Robot trained to care for the elderly at University of Connecticut


This article was originally on a blog post platform and may be missing photos, graphics or links. See About archive blog posts.

At the University of Connecticut, a robot named Nao is learning how to take care of elderly patients.

The toddler-sized machine is being programmed to determine how often it should remind its charges to take their medication, when to notify an overseer and when to just let the patients enjoy some autonomy.


The married researchers behind the project –- philosopher Susan Anderson of the University of Connecticut and her husband, computer scientist Michael Anderson of the University of Hartford -– say they’re trying to create an “ethical robot.”

Nao, a sleek creature with glowing eyes, represents a combination of basic ethical principles, machine learning techniques, and artificial intelligence science.

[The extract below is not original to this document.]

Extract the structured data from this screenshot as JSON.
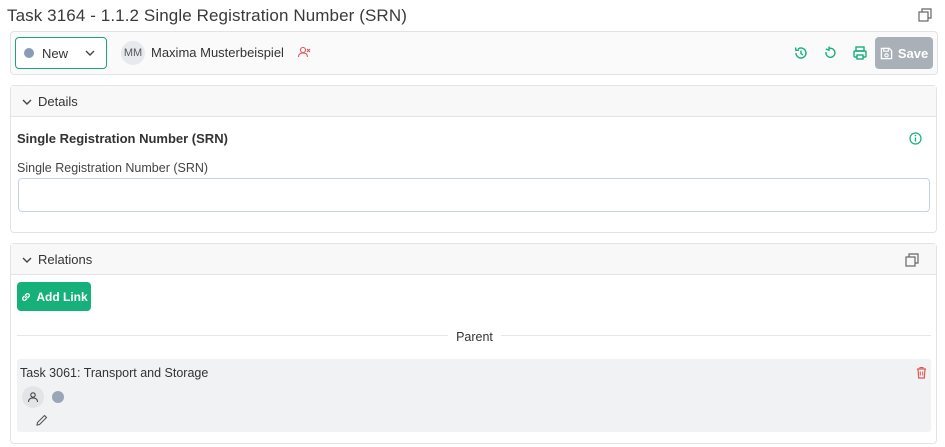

It looks partly cute and partly creepy, walking in lolling steps and speaking in its mechanical voice: ‘It is time to take your medication.’

The Andersons’ work, still in its early stages, was featured in Scientific American in October. Check out Nao in action here: RELATED:

Fleet of robots designed to clean up oil

Japanese pop star Hatsune Miku takes the stage -- as a 3-D hologram

-- Tiffany Hsu